Surviving toxic leadership

  • Published
  • By Lt. Col. Lonnie Hammack
  • 21st Mission Support Group deputy commander
As I rapidly approach retirement in three weeks, I think back fondly over the last 31 years. I have worked with and for some of the most amazing people. Of course, they were all different, but some of the common qualities that come to mind are leadership, integrity, passion, dedication, devotion, loyalty, honesty, patriotism, etc. The list goes on and on. I've been very lucky in the jobs I've held, in the locations the Air Force has sent me to and most of all in the people I've worked around.

But just like any other large organization, there are a few "bad apples" in the Air Force. As a squadron commander, I helped some of those find civilian employment. Those were easy compared to dealing with a supervisor that meets the definition of what the military is now calling a "toxic leader."

What is a toxic leader? According to a recent Army War College study entitled "Toxic Leadership in the U. S. Army," toxic leaders are characterized as leaders who take part in destructive behaviors and show signs of dysfunctional personal characteristics. To count as toxic, these behaviors and qualities must inflict some reasonably serious and enduring harm on their followers and their organizations. The intent to harm others or to enhance themself at the expense of others distinguishes seriously toxic leaders from the careless or unintentional toxic leaders.

We've all joked around the coffee machine about General, Colonel or Sergeant so and so, who had a bad temper and sure could yell loud. Does that mean he or she was a toxic leader? Perhaps, or maybe he or she just had anger management issues. The deciding factor is the impact on the followers and on the organization. As I said earlier, I've been very lucky; however, I have not been completely shielded from this. In my experience, anger was a large part of it. The toxic leader uses anger as a control mechanism and control is highly important to them because they operate at the safety level in Maslow's hierarchy of needs.
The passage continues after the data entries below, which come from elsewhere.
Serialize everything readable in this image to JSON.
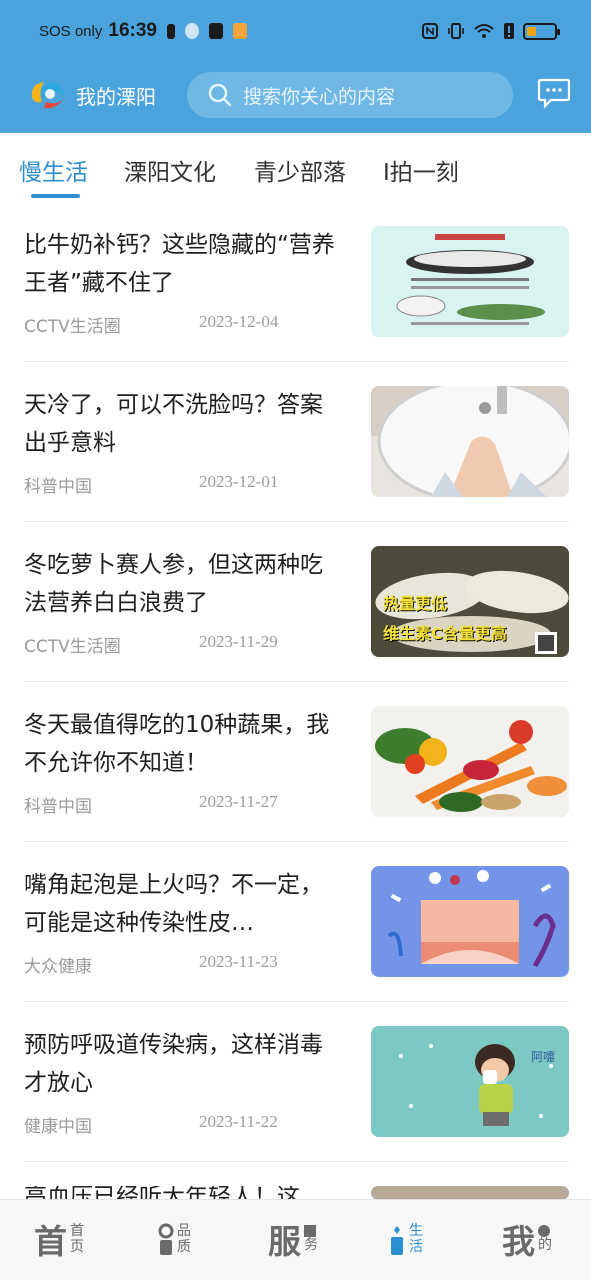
{
  "status_bar": {
    "carrier": "SOS only",
    "time": "16:39",
    "battery_level": 0.35,
    "battery_color": "#f2a316"
  },
  "header": {
    "app_name": "我的溧阳",
    "search_placeholder": "搜索你关心的内容",
    "icons": [
      "app-logo-icon",
      "search-icon",
      "message-icon"
    ],
    "bg_color": "#4aa3dd"
  },
  "tabs": [
    {
      "label": "慢生活",
      "active": true
    },
    {
      "label": "溧阳文化",
      "active": false
    },
    {
      "label": "青少部落",
      "active": false
    },
    {
      "label": "I拍一刻",
      "active": false
    }
  ],
  "articles": [
    {
      "title": "比牛奶补钙？这些隐藏的“营养王者”藏不住了",
      "source": "CCTV生活圈",
      "date": "2023-12-04",
      "image": "nutrition-infographic"
    },
    {
      "title": "天冷了，可以不洗脸吗？答案出乎意料",
      "source": "科普中国",
      "date": "2023-12-01",
      "image": "hand-washing-sink"
    },
    {
      "title": "冬吃萝卜赛人参，但这两种吃法营养白白浪费了",
      "source": "CCTV生活圈",
      "date": "2023-11-29",
      "image": "radish-tv-screenshot",
      "image_caption_1": "热量更低",
      "image_caption_2": "维生素C含量更高"
    },
    {
      "title": "冬天最值得吃的10种蔬果，我不允许你不知道！",
      "source": "科普中国",
      "date": "2023-11-27",
      "image": "vegetables-fruits"
    },
    {
      "title": "嘴角起泡是上火吗？不一定，可能是这种传染性皮…",
      "source": "大众健康",
      "date": "2023-11-23",
      "image": "skin-illustration"
    },
    {
      "title": "预防呼吸道传染病，这样消毒才放心",
      "source": "健康中国",
      "date": "2023-11-22",
      "image": "sneezing-child-illustration",
      "image_caption_1": "阿嚏"
    }
  ],
  "partial_item": {
    "title": "高血压已经听大年轻人！这"
  },
  "bottom_nav": [
    {
      "big": "首",
      "small_1": "首",
      "small_2": "页",
      "icon": "home-icon",
      "active": false
    },
    {
      "big": "品",
      "small_1": "品",
      "small_2": "质",
      "icon": "quality-icon",
      "active": false
    },
    {
      "big": "服",
      "small_1": "服",
      "small_2": "务",
      "icon": "service-icon",
      "active": false
    },
    {
      "big": "生",
      "small_1": "生",
      "small_2": "活",
      "icon": "life-icon",
      "active": true
    },
    {
      "big": "我",
      "small_1": "我",
      "small_2": "的",
      "icon": "profile-icon",
      "active": false
    }
  ]
}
A few other attributes I've observed are an immature listening ability, a general distrust of subordinates, paranoia, and in the worse cases, malevolence and maliciousness.

There's plenty of information online for identifying toxic leaders. The harder question is what to do when you find yourself in that situation. Do you just grin, bear it and wait them out? In an interview with former Secretary of Defense Robert Gates earlier this year, he talked about how hard it is to weed out toxic leaders. He suggested that the only real way to identify them is for subordinates to be willing to talk about and document abuses. Gen. Dempsey, chairman of the Joint Chiefs of Staff, suggests that we use "360-degree evaluations" for unit commanders in all services. These would include evaluations by subordinates, peers and superiors. Of course, toxic leadership doesn't just exist at command levels. A toxic leader could be a lieutenant that is a section chief or a senior NCO that is shop chief.

I certainly don't have all of the answers, but having some experience with this, here are my recommendations. First, protect your subordinates regardless of what it costs you. Don't give in to undue pressure just to get some relief from a toxic boss. Allowing subordinates to suffer undeserved abuse or punishment will be much harder to live with later on than taking the brunt of the abuse yourself. Second, stand your ground and remain professional. Toxic leaders revel in "breaking" their subordinates. It makes them feel more secure. No matter the difference in rank, we all deserve to be treated with dignity and respect and we owe that to others. Always strive to remain professional even if a toxic leader is heaping abuse at you. And finally, if the damage a toxic leader is causing to your organization and its people is significant, you have a responsibility to let their superior know. This is hard because using the chain of command is sacrosanct to us. We only go around the chain of command in extreme situations. But, if we want to work in an environment where everyone treats others with dignity and respect, then we must be a part of the solution to ending toxic leadership in our Air Force.

The good news is toxic leaders are few in number in our Air Force. The large majority of Air Force leaders are truly outstanding men and women who have the best interests of their followers at heart. As I move on to future endeavors, I'll always look back with pride and admiration at the quality of the people I've served with. Aim high!